Mr Daniel Tay from NTU CSA giving food packets to Cambodian children during an earlier recce trip.
Catholics students from the Nanyang Technological University (NTU) and National University of Singapore (NUS) will head to Cambodia in separate trips this December to reach out to communities there.
Twenty-seven NTU CSA (Catholic Students’ Apostolate) members will visit a pastoral centre in Pailin province, northwestern Cambodia, run by Marist Brothers.
During their Dec 8-15 trip, the students will teach English to the children there, conduct handicraft sessions such as balloon sculpturing and origami, play sports and games with the children and spend a day with them at a nearby waterfall.
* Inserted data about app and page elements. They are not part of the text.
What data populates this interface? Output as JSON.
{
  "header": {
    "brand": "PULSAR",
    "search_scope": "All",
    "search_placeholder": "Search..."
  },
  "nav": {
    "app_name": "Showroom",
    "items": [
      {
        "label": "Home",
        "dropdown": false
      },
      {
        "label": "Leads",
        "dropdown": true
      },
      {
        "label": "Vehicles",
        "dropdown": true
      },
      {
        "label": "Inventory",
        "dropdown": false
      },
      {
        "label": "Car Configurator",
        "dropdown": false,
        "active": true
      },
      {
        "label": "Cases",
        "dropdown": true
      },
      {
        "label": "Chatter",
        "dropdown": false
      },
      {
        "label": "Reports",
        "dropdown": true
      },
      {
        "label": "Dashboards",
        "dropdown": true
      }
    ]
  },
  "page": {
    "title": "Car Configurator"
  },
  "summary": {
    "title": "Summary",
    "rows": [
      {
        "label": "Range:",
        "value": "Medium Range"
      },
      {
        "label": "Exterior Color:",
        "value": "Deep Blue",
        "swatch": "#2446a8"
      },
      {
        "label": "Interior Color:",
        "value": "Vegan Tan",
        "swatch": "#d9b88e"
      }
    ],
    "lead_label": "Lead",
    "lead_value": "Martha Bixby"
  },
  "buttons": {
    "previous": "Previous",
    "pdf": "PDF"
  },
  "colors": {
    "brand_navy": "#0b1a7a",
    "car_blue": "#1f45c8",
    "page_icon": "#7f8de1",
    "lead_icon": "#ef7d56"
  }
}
There will also be cultural exchange performances.
“We are hoping to make this a sustainable trip and visit this particular community for at least a couple more years,” said Mr Daniel Tay, a member of the group .
He added that his group is also trying to help the Brothers purchase a second-hand van.
The students’ inaugural overseas outreach project is called Project CORE (short for Cambodia Outreach Expedition).
Meanwhile, 18 students from NUS’ CMS (Catholic Medical Society) will visit Battambang from Dec 10-16, together with three doctors from the Catholic Medical Guild (CMG).
Mission Srolanh (srolanh means “love” in Khmer) is an inaugural project run by the Catholic medical students, according to project director Joanne Luo.
In response to a request from Monsignor Enrique Figaredo, apostolic prefect of Battambang, the group hopes to provide medical care and conduct health education lessons for 30 land mine victims and teenagers afflicted with poliomyelitis, 80 girls doing vocational studies and 100 families across three villages.
“Additionally, we aim to study medical demographics such as the prevalence of anaemia and malnutrition amongst the local community and therefore develop a sustainable food and nutrition programme,” said Ms Luo. “The data collected from this debut trip will serve to promote continuity of our project as we intend to return to the same location on an annual basis.
“As part of the programme, we will provide the locals with medication and nutritional supplements like iron tablets and vitamins.”
She added that the group hopes to set up a fingerprint recognition system to keep track of people’s medical history and treatment plans. “This would facilitate better treatment management for them on subsequent trips,” she added.